Stenotrophomonas maltophilia is an aerobic, nonfermentative, Gram-negative bacterium. It is an uncommon bacterium and human infection is difficult to treat. Initially classified as Pseudomonas maltophilia, S. maltophilia was also grouped in the genus Xanthomonas before eventually becoming the type species of the genus Stenotrophomonas in 1993.
S. maltophilia are slightly smaller (0.7–1.8 × 0.4–0.7 micrometers) than other members of the genus. They are motile due to polar flagella and grow well on MacConkey agar producing pigmented colonies. S. maltophilia are catalase-positive, oxidase-negative (which distinguishes them from most other members of the genus) and have a positive reaction for extracellular DNase.
S. maltophilia is ubiquitous in aqueous environments, soil and plants, including water, urine, or respiratory secretions; it has also been used in biotechnology applications. In immunocompromised patients, S. maltophilia can lead to nosocomial infections.

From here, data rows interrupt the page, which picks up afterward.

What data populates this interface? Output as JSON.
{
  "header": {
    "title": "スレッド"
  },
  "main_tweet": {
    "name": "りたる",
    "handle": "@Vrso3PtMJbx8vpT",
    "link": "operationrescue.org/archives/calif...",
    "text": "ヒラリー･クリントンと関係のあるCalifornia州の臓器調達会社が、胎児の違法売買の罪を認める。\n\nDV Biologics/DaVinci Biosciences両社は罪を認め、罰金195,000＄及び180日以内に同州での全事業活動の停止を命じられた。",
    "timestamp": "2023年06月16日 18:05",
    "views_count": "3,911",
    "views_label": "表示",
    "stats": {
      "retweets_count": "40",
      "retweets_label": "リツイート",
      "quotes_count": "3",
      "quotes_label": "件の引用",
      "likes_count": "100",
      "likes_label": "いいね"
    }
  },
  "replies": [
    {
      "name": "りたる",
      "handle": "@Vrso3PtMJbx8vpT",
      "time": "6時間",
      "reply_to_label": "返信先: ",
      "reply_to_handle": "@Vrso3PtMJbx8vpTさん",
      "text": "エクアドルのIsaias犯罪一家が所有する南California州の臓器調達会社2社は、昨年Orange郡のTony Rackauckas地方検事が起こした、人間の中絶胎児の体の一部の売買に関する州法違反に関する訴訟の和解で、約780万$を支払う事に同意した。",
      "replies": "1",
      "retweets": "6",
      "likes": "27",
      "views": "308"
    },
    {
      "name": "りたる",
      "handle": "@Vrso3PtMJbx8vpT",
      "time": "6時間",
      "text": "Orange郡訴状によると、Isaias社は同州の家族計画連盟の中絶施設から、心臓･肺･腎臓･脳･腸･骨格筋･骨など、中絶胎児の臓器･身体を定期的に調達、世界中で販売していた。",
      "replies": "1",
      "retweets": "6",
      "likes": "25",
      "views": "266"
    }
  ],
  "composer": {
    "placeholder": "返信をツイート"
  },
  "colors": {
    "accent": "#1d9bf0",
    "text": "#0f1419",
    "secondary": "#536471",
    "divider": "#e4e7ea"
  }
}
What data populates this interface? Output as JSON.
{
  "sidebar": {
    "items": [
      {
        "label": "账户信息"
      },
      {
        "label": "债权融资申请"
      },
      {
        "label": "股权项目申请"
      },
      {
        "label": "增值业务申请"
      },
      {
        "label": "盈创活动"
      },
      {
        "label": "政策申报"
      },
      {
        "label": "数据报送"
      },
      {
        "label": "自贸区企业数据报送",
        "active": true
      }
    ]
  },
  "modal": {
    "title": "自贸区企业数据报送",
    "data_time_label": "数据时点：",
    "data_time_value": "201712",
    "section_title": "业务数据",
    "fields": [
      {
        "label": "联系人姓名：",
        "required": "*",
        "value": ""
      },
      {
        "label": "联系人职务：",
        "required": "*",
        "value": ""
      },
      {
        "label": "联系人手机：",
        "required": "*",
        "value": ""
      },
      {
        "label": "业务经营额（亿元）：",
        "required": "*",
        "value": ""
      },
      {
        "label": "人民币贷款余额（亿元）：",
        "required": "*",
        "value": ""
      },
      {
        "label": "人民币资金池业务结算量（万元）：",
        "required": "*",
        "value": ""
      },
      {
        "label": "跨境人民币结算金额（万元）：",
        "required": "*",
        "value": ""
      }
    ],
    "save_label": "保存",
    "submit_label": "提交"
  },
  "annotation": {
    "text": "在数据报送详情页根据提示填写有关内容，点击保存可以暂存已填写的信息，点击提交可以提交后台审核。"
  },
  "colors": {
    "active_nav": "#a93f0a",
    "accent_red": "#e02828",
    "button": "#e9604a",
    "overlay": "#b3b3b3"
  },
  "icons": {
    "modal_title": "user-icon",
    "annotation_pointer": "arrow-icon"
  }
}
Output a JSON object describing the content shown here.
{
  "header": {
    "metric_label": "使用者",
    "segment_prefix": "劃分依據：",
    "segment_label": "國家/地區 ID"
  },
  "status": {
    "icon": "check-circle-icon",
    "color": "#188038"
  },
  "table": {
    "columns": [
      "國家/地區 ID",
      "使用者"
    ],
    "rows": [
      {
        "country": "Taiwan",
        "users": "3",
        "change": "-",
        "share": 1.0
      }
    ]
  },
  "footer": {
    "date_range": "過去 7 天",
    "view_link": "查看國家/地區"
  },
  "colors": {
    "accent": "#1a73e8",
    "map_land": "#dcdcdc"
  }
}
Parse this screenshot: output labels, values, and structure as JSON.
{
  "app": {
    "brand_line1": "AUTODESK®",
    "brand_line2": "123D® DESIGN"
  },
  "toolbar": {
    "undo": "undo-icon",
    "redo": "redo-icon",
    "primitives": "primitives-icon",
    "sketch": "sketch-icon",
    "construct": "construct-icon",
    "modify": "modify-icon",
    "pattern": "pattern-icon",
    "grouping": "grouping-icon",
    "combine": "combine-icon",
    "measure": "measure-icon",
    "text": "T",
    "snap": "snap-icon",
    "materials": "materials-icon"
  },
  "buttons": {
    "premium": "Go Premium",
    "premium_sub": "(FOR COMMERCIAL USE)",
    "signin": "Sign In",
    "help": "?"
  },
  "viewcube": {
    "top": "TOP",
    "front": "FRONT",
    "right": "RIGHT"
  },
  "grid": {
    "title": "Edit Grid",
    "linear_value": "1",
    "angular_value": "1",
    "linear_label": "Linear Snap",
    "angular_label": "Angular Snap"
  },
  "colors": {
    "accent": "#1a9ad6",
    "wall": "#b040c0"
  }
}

S. maltophilia is naturally resistant to many broad-spectrum antibiotics (including all carbapenems) and is thus often difficult to eradicate. Many strains of S. maltophilia are sensitive to co-trimoxazole and ticarcillin, though resistance has been increasing. It is not usually sensitive to piperacillin, and sensitivity to ceftazidime is variable.
Stenotrophomonas maltophilia is a Gram negative bacterium that is commonly found in the environment. It is intrinsically multi-drug resistant and occasionally causes bacteraemic and organ-specific infections in humans.